### WHAT TO WORK ON
Collect every line in the records below that contains the word "Sprache".

[Saved entries]
----
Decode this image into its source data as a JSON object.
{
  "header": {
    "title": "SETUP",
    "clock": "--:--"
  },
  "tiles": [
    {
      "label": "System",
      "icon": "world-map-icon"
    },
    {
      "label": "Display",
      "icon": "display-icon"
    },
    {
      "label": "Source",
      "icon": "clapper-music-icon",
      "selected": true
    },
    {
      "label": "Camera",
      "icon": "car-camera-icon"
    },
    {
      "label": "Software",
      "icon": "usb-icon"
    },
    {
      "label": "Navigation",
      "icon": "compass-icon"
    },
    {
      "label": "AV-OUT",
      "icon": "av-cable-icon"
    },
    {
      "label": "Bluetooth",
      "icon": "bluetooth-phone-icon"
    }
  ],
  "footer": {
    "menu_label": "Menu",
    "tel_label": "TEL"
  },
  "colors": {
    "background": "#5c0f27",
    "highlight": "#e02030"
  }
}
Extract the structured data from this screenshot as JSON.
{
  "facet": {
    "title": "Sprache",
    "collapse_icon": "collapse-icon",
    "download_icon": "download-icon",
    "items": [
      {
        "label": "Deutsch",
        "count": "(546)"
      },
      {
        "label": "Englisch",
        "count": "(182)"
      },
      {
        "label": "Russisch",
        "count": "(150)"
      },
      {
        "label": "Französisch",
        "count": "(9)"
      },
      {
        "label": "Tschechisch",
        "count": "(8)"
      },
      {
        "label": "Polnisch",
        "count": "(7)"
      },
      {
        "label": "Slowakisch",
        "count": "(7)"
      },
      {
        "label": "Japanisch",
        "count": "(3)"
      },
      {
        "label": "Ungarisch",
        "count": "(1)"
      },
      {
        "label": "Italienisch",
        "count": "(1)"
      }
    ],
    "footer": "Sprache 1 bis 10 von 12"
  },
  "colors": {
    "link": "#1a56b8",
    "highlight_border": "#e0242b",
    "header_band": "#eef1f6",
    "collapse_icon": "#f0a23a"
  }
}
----
### COMPLETED TASK
    "title": "Sprache",
    "footer": "Sprache 1 bis 10 von 12"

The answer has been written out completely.